Winter weather can be unpredictable and create hazardous conditions on the road. For your drivers, these conditions make their job much more dangerous. In particular, winter driving can be especially challenging for truck and other oversized vehicle drivers where sudden, sharp movements can cause drivers to lose control.
In order to prevent accidents when driving in winter weather, employees should be instructed to:
- Drive slowly. In general, drivers should reduce their speed by one-third on wet roads and by one-half or more on snow-packed roads.
- Drive smoothly. Avoid hard acceleration and braking, which can decrease traction.
- Be extra cautious when driving with a loaded trailer. Loaded trailers have a higher center of gravity, and sudden speed adjustment may cause the load to shift, leading to skidding or a rollover.
- Reduce speed and be cautious on exit and entrance ramps. They may be icier than the roadway and sudden turns can cause your truck to jackknife.
- Leave a greater following distance and gear down when stopping. In general, drivers should double their following distances. In ideal conditions, the average stopping distance for a loaded tractor-trailer traveling at 55 mph is 196 feet.
- Pull over occasionally. Wipe off headlights, stoplights and taillights during heavy storms with low visibility.
- Beware of low underpasses in the winter. Ice or packed snow accumulated on the road could increase the vehicle’s clearance height.
Driving safely in winter requires concentration and precision.

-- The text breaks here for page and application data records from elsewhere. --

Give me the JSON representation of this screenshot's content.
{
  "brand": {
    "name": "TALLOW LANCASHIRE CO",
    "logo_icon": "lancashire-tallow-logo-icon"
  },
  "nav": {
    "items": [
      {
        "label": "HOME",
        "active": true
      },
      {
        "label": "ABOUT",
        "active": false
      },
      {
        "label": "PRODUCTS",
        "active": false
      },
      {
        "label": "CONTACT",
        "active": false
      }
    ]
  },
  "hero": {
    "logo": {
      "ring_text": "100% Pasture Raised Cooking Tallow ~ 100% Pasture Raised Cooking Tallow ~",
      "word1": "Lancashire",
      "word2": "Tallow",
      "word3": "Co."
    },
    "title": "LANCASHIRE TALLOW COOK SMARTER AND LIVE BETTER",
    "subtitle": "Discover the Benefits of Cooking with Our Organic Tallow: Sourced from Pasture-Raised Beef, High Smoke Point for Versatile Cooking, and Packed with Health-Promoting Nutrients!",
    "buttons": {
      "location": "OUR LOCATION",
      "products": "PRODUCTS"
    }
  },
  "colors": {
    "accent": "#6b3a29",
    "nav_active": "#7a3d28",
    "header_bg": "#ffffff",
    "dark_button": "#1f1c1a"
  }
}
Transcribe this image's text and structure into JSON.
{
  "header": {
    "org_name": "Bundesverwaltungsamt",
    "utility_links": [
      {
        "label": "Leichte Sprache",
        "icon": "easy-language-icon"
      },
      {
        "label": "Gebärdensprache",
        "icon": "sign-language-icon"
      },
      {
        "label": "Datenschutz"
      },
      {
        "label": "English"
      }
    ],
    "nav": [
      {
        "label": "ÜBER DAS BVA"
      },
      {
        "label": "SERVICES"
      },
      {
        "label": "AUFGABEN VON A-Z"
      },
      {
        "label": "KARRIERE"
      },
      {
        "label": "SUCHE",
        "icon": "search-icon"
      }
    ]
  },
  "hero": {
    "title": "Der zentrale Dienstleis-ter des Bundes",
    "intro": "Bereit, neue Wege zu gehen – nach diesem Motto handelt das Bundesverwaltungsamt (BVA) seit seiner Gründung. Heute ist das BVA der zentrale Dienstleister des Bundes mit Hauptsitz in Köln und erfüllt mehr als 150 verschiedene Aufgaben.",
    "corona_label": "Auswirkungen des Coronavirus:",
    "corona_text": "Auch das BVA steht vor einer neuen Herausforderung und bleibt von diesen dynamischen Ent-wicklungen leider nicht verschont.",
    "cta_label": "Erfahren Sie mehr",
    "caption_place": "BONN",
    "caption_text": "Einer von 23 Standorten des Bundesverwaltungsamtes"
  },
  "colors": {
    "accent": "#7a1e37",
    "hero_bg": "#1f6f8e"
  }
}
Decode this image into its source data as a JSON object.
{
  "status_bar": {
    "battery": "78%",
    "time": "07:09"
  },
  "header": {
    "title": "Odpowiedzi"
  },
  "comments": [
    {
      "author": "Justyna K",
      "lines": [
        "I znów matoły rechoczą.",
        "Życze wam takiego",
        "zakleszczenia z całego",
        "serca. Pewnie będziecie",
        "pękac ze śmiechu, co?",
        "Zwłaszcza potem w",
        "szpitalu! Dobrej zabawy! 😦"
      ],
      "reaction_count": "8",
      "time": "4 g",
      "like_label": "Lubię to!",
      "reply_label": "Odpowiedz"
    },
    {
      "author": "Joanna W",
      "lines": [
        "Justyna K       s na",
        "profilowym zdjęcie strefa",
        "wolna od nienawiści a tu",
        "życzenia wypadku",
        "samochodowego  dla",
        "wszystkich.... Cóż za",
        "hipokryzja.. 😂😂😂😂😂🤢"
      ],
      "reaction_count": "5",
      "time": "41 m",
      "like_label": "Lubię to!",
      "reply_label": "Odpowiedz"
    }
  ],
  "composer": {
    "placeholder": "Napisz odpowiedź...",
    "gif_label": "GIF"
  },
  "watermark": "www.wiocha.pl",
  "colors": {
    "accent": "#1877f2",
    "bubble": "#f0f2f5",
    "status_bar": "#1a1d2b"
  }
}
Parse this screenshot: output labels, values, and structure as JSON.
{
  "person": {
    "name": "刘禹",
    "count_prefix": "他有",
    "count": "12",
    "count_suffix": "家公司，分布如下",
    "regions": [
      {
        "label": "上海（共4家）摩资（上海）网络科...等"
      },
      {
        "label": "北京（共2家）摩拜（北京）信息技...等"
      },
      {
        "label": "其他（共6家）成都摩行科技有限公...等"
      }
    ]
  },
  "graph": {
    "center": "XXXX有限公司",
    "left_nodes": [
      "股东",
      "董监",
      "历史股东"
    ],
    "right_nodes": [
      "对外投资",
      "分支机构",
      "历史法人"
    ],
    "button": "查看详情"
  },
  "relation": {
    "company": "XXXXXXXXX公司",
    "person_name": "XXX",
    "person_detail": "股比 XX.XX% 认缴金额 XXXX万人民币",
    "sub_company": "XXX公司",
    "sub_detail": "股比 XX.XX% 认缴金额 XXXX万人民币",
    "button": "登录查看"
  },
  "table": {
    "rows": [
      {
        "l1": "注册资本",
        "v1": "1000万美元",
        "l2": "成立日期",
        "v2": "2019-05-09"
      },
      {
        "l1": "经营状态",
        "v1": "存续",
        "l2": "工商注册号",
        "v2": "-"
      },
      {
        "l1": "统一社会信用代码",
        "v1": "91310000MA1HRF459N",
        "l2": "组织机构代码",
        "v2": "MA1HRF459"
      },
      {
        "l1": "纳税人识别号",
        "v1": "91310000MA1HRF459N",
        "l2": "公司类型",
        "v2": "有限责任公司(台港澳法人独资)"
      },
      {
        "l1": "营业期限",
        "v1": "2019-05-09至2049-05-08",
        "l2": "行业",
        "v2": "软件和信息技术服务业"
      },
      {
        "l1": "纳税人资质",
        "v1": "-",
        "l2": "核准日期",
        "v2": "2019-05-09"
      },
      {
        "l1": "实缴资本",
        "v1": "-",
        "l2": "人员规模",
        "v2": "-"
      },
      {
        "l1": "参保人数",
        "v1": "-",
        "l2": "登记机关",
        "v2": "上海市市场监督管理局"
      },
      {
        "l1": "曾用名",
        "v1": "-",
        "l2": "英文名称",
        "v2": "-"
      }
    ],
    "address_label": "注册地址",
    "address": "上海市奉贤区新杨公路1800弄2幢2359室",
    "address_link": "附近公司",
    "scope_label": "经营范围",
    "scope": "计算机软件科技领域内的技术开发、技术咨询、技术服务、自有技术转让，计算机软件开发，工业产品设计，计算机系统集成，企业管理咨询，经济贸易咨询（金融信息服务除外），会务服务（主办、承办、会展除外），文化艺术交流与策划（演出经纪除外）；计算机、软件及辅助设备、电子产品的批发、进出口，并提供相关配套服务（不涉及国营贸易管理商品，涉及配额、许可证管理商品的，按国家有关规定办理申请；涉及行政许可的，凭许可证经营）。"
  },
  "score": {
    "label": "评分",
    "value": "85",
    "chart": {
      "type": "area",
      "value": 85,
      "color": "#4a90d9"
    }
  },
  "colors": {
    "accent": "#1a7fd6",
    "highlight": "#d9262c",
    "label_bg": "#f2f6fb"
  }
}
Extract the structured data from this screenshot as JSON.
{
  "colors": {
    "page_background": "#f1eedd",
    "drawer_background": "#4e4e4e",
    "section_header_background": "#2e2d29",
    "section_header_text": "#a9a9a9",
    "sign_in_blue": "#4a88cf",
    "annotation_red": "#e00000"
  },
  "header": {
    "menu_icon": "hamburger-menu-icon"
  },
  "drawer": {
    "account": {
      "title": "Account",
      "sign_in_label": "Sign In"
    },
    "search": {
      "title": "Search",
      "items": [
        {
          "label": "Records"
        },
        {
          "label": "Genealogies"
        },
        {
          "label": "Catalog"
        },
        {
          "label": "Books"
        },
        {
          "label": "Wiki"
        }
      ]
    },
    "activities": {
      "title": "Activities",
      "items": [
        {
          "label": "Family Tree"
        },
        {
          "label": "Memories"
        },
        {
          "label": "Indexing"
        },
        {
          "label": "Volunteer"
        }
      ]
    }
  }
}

Be sure to train employees on winter driving safety, coaching them on what to do if they have to operate a commercial motor vehicle in adverse weather.